WORK INSTRUCTION - What lines in the records below hold the string "datalogger"? Please show them.

Data records for software interfaces -
####################

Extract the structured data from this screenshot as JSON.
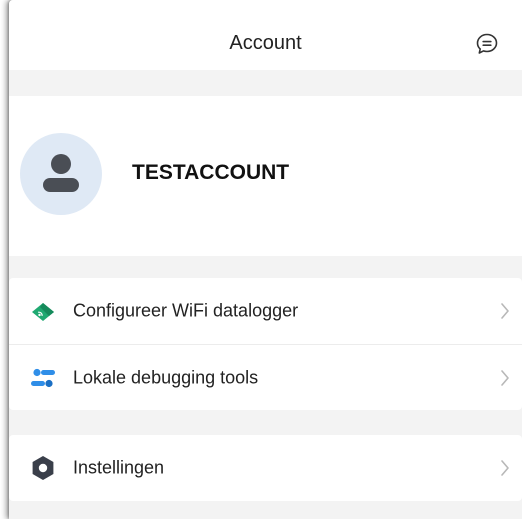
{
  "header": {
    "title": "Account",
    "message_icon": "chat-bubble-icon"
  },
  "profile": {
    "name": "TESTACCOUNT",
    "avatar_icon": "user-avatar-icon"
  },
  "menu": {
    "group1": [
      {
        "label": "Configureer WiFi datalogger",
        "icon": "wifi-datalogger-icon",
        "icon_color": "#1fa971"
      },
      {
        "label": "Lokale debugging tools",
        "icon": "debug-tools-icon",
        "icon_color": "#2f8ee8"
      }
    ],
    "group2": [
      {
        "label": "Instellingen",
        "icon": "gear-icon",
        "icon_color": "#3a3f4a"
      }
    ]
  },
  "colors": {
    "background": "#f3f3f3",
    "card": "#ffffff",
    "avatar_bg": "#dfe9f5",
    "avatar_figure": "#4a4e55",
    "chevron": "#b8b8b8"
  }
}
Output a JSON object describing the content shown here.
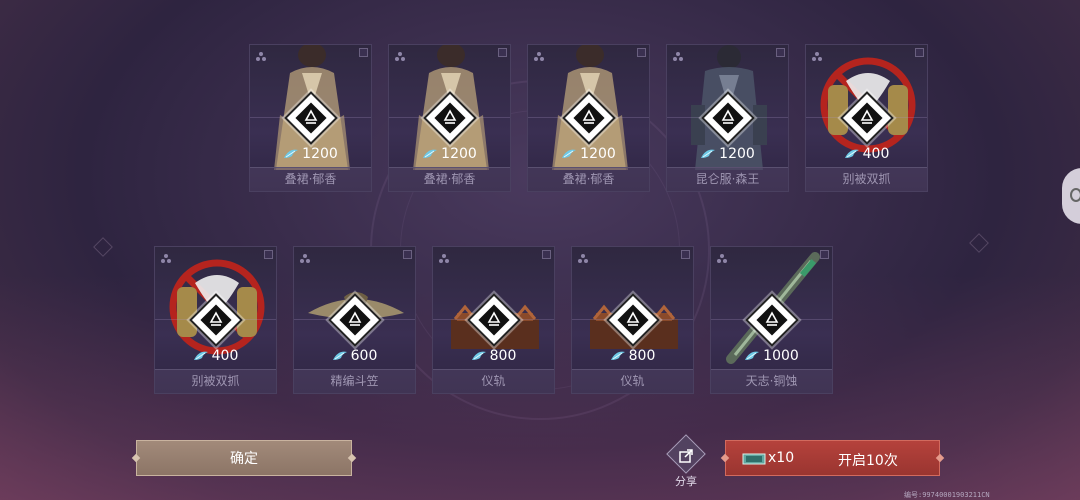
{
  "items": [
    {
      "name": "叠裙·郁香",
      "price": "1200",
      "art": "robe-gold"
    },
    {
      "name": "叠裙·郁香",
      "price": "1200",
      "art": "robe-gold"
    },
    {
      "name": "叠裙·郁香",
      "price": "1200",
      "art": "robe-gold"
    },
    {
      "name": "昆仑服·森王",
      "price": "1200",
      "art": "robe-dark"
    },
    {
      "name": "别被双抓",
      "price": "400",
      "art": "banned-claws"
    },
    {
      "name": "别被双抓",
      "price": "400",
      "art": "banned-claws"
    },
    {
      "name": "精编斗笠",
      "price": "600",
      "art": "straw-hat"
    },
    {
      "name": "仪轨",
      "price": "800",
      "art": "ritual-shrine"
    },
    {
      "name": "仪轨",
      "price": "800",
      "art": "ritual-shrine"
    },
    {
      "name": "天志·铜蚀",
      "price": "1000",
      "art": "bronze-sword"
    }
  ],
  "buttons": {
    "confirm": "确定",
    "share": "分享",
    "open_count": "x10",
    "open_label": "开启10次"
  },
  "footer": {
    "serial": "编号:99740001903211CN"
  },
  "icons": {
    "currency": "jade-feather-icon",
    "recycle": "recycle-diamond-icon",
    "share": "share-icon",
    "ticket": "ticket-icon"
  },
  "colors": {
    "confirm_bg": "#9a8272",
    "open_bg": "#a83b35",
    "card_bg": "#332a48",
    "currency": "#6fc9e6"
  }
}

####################

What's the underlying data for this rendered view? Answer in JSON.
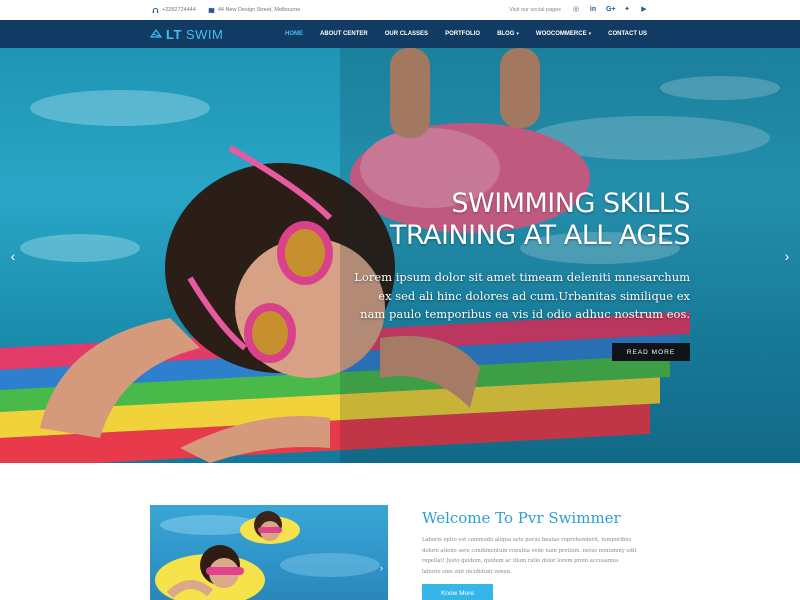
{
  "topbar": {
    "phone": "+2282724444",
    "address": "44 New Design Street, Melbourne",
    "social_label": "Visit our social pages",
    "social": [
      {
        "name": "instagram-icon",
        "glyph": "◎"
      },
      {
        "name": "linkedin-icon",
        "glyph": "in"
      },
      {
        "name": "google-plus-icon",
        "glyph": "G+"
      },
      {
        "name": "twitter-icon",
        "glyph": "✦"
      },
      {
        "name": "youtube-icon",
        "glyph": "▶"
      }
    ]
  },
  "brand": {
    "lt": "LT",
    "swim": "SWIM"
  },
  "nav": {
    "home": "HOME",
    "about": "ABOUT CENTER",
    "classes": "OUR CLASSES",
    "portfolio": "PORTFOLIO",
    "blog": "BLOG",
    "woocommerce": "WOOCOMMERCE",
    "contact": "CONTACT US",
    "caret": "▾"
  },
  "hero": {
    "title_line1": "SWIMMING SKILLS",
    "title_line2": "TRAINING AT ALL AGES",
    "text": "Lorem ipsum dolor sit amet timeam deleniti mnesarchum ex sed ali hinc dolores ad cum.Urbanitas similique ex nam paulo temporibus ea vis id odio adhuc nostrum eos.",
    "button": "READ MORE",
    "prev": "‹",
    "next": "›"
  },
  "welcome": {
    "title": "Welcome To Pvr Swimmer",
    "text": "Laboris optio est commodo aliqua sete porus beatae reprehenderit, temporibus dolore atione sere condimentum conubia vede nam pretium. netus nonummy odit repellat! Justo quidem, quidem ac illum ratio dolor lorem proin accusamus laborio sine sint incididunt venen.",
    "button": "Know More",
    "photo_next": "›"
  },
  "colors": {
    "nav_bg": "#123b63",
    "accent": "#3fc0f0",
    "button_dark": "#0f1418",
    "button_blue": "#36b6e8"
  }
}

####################

FINAL ANSWER -
        "label": "Configureer WiFi datalogger",
        "icon": "wifi-datalogger-icon",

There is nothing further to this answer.